Like I said, it's inevitable – Winston is overdue.
Thursday, September 15, 2011
Advertising, which, by the way, is my trade, first violated my privacy when I was in my early forties. I had a miscarriage and I took it really hard. Exactly a month before what would have been my due date, a FREE carton of Similac was delivered to my door. It was a mind fuck I did not need as I was just getting over the initial event when the mail man dropped off my FREE formula.
Target marketing, of course, is not exactly news. I remember when I first started out in advertising, back in the late 80s, I learned, to my horror, that I was a" Volvo-White-Wine-And-Brie." That was an early inkling that I wasn't nearly as special as I'd like to think.
Fast forward to the golden age of electronic marketing. Now, the targeting isn't just more precise, it's instantaneous. Recently, I googled a mental illness because I was worried about a loved one (who thankfully is fine). For the next month, every time I went online, I was greeted with ads for brain drugs to treat the condition.
I work at home and am on Facebook and Linked In quite a bit. Since I am naturally gregarious, I must take my mind out for the occasional walk.

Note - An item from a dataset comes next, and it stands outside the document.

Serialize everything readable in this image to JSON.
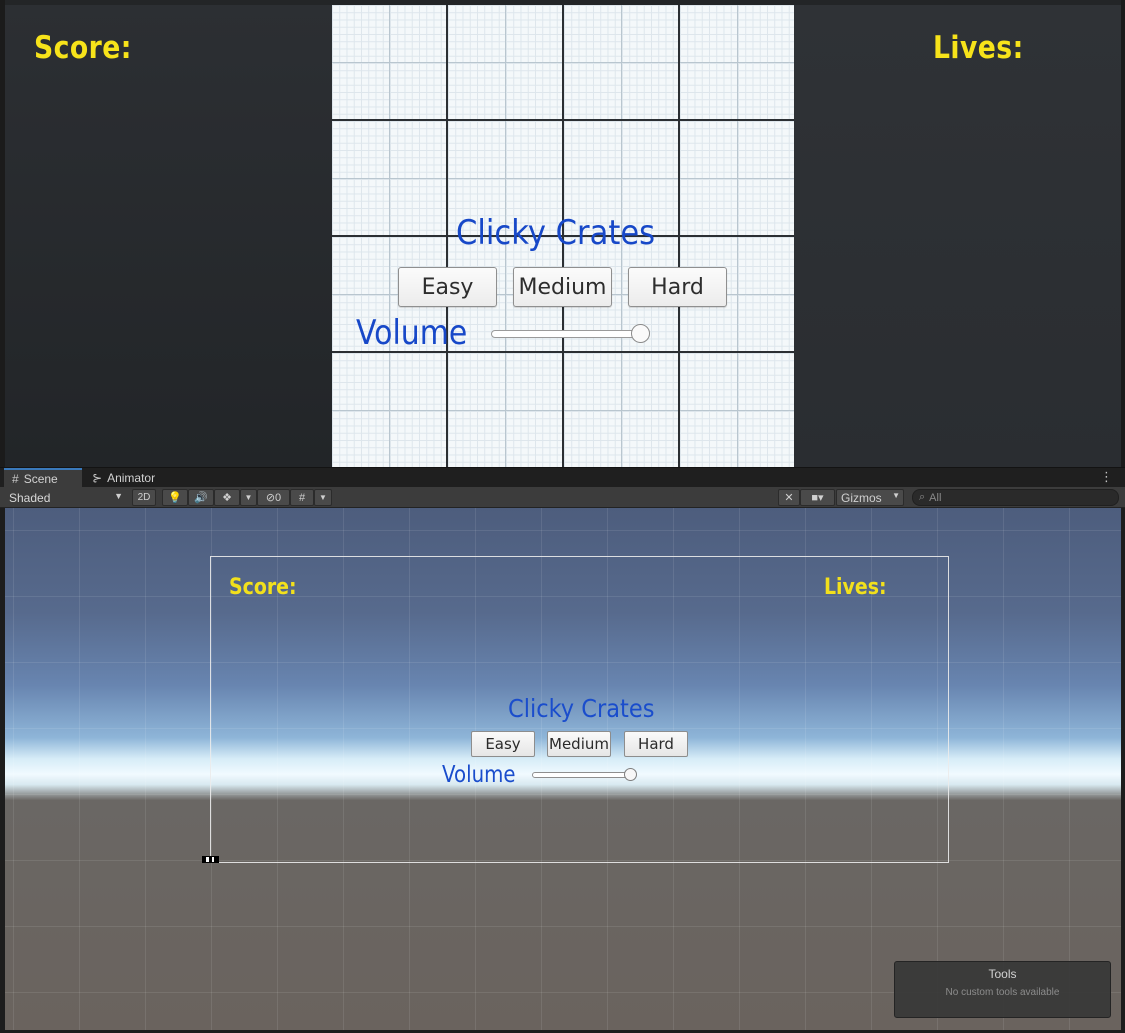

As a result, the entire web knows my business. Lets say I recommend a book on Linked In. The next time I go on Amazon, that book is in my face, along with others featuring similar subject matter, or by the same author. "Buy me, buy me!" they scream. But I am so creeped out, I'm not buying any of it. (And like most people waiting for the other economic Doc Martin to fall, I'm not buying much of anything).

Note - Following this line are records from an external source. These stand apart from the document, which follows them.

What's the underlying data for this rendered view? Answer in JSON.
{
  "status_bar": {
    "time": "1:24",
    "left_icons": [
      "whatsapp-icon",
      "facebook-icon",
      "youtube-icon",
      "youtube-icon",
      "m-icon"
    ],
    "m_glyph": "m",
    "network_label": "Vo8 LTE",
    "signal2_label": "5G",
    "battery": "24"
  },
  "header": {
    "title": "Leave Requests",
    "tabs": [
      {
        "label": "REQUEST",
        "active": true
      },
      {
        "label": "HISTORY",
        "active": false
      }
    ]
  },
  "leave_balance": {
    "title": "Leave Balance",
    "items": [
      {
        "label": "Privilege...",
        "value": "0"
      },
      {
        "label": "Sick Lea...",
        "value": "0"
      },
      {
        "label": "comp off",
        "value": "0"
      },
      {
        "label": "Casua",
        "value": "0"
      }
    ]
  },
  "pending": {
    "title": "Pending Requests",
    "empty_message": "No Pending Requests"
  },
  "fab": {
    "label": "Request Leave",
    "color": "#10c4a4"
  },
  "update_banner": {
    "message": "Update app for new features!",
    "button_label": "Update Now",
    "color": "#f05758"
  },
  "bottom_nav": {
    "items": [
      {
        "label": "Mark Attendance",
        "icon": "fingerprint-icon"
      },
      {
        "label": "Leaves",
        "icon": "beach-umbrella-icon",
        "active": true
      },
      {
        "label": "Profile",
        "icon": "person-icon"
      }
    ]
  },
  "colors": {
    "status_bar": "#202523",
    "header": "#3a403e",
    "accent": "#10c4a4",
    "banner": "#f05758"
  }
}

Sometimes, the targeting doesn't work because it equates curiosity with sustained interest. Like when I went to Sarah Palin's Facebook page, out of sheer voyeurism. I got my comeuppance. For days, I was bombarded with mega churches and right wing political stuff. It was as though my computer were possessed by demons. Finally, I got smart and started clicking offensive.
Most of the time, the spiders do their job with graceful diligence. I sign every lefty-environmento-human-rights'ish petition that comes across my mailbox. And I admit, I have been lured into buying a concert ticket or two – my enthusiasm for music trumps the creep out factor. But damned if those bloody algorithms don't know me better than my husband does. The roots folk music, the spas I'll never frequent but like to read about. Never in a million years would the dear man send me a link to that dramatic Canadian Inn on a forlorn spit of rock overlooking the Pacific. You can almost hear the crash of the surf. " I am so there," I call out to my nameless, faceless electronic lover.

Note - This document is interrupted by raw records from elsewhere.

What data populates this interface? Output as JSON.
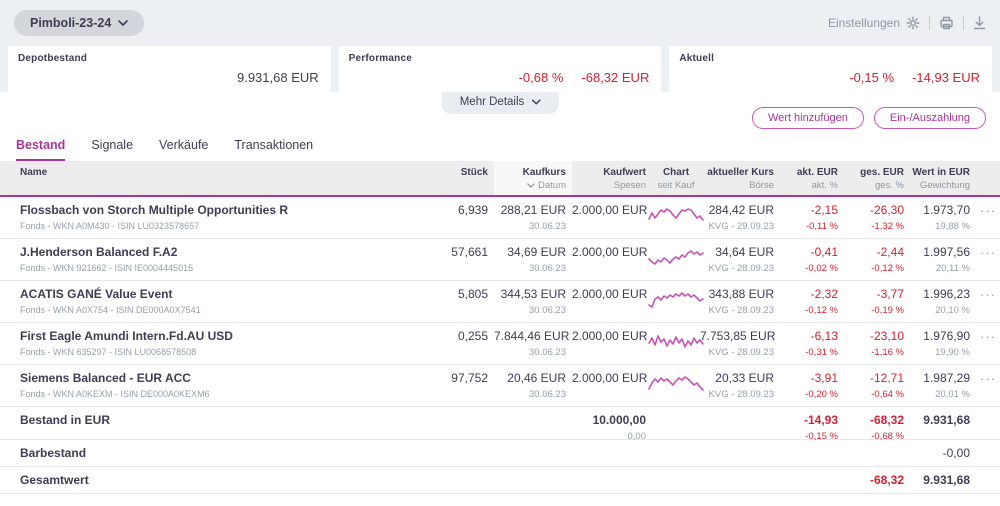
{
  "topbar": {
    "portfolio_name": "Pimboli-23-24",
    "settings_label": "Einstellungen"
  },
  "summary": {
    "depotbestand": {
      "label": "Depotbestand",
      "value": "9.931,68 EUR"
    },
    "performance": {
      "label": "Performance",
      "percent": "-0,68 %",
      "value": "-68,32 EUR"
    },
    "aktuell": {
      "label": "Aktuell",
      "percent": "-0,15 %",
      "value": "-14,93 EUR"
    }
  },
  "mehr_details_label": "Mehr Details",
  "actions": {
    "add_value": "Wert hinzufügen",
    "deposit_withdrawal": "Ein-/Auszahlung"
  },
  "tabs": {
    "bestand": "Bestand",
    "signale": "Signale",
    "verkaeufe": "Verkäufe",
    "transaktionen": "Transaktionen"
  },
  "table": {
    "columns": {
      "name": "Name",
      "stueck": "Stück",
      "kaufkurs": "Kaufkurs",
      "kaufkurs_sub": "Datum",
      "kaufwert": "Kaufwert",
      "kaufwert_sub": "Spesen",
      "chart": "Chart",
      "chart_sub": "seit Kauf",
      "kurs": "aktueller Kurs",
      "kurs_sub": "Börse",
      "akt": "akt. EUR",
      "akt_sub": "akt. %",
      "ges": "ges. EUR",
      "ges_sub": "ges. %",
      "wert": "Wert in EUR",
      "wert_sub": "Gewichtung"
    },
    "row_menu_glyph": "···",
    "rows": [
      {
        "name": "Flossbach von Storch Multiple Opportunities R",
        "details": "Fonds - WKN A0M430 - ISIN LU0323578657",
        "stueck": "6,939",
        "kaufkurs": "288,21 EUR",
        "kaufdatum": "30.06.23",
        "kaufwert": "2.000,00 EUR",
        "kurs": "284,42 EUR",
        "kursquelle": "KVG - 29.09.23",
        "akt": "-2,15",
        "akt_pct": "-0,11 %",
        "ges": "-26,30",
        "ges_pct": "-1,32 %",
        "wert": "1.973,70",
        "gewichtung": "19,88 %",
        "spark": "1,14 4,8 7,13 10,9 13,5 16,7 19,4 22,6 25,10 28,13 31,9 34,5 37,6 40,4 43,5 46,9 49,13 52,11 55,15"
      },
      {
        "name": "J.Henderson Balanced F.A2",
        "details": "Fonds - WKN 921662 - ISIN IE0004445015",
        "stueck": "57,661",
        "kaufkurs": "34,69 EUR",
        "kaufdatum": "30.06.23",
        "kaufwert": "2.000,00 EUR",
        "kurs": "34,64 EUR",
        "kursquelle": "KVG - 28.09.23",
        "akt": "-0,41",
        "akt_pct": "-0,02 %",
        "ges": "-2,44",
        "ges_pct": "-0,12 %",
        "wert": "1.997,56",
        "gewichtung": "20,11 %",
        "spark": "1,12 4,15 7,17 10,13 13,15 16,11 19,13 22,16 25,12 28,10 31,12 34,8 37,10 40,6 43,4 46,7 49,5 52,8 55,6"
      },
      {
        "name": "ACATIS GANÉ Value Event",
        "details": "Fonds - WKN A0X754 - ISIN DE000A0X7541",
        "stueck": "5,805",
        "kaufkurs": "344,53 EUR",
        "kaufdatum": "30.06.23",
        "kaufwert": "2.000,00 EUR",
        "kurs": "343,88 EUR",
        "kursquelle": "KVG - 28.09.23",
        "akt": "-2,32",
        "akt_pct": "-0,12 %",
        "ges": "-3,77",
        "ges_pct": "-0,19 %",
        "wert": "1.996,23",
        "gewichtung": "20,10 %",
        "spark": "1,16 4,18 7,10 10,8 13,11 16,7 19,9 22,6 25,8 28,5 31,7 34,4 37,7 40,5 43,8 46,6 49,9 52,12 55,10"
      },
      {
        "name": "First Eagle Amundi Intern.Fd.AU USD",
        "details": "Fonds - WKN 635297 - ISIN LU0068578508",
        "stueck": "0,255",
        "kaufkurs": "7.844,46 EUR",
        "kaufdatum": "30.06.23",
        "kaufwert": "2.000,00 EUR",
        "kurs": "7.753,85 EUR",
        "kursquelle": "KVG - 28.09.23",
        "akt": "-6,13",
        "akt_pct": "-0,31 %",
        "ges": "-23,10",
        "ges_pct": "-1,16 %",
        "wert": "1.976,90",
        "gewichtung": "19,90 %",
        "spark": "1,12 4,7 7,14 10,5 13,11 16,8 19,15 22,9 25,13 28,6 31,12 34,8 37,16 40,10 43,14 46,7 49,12 52,9 55,13"
      },
      {
        "name": "Siemens Balanced - EUR ACC",
        "details": "Fonds - WKN A0KEXM - ISIN DE000A0KEXM6",
        "stueck": "97,752",
        "kaufkurs": "20,46 EUR",
        "kaufdatum": "30.06.23",
        "kaufwert": "2.000,00 EUR",
        "kurs": "20,33 EUR",
        "kursquelle": "KVG - 28.09.23",
        "akt": "-3,91",
        "akt_pct": "-0,20 %",
        "ges": "-12,71",
        "ges_pct": "-0,64 %",
        "wert": "1.987,29",
        "gewichtung": "20,01 %",
        "spark": "1,16 4,10 7,6 10,9 13,5 16,8 19,6 22,9 25,12 28,8 31,5 34,7 37,4 40,6 43,9 46,12 49,10 52,14 55,17"
      }
    ],
    "totals": {
      "bestand": {
        "label": "Bestand in EUR",
        "kaufwert": "10.000,00",
        "spesen": "0,00",
        "akt": "-14,93",
        "akt_pct": "-0,15 %",
        "ges": "-68,32",
        "ges_pct": "-0,68 %",
        "wert": "9.931,68"
      },
      "barbestand": {
        "label": "Barbestand",
        "wert": "-0,00"
      },
      "gesamtwert": {
        "label": "Gesamtwert",
        "ges": "-68,32",
        "wert": "9.931,68"
      }
    }
  }
}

But whether it's through intrusive advertising, or whether we are willful participants in helping Pandora suss out our exact musical tastes, having one's mind mined on a regular basis, and being fed so many spot-on bits of bait, does bring up questions of identity. Certainly, it's disturbing to think that one's personal take on life could be reduced to an algorithm.Our tastes and opinions are why we dress and look the way we do, have the friends, romantic partners and careers we have. They are one of the filters through which we view the world.
My husband always says I'm so predictable. My electronic lover thinks so too.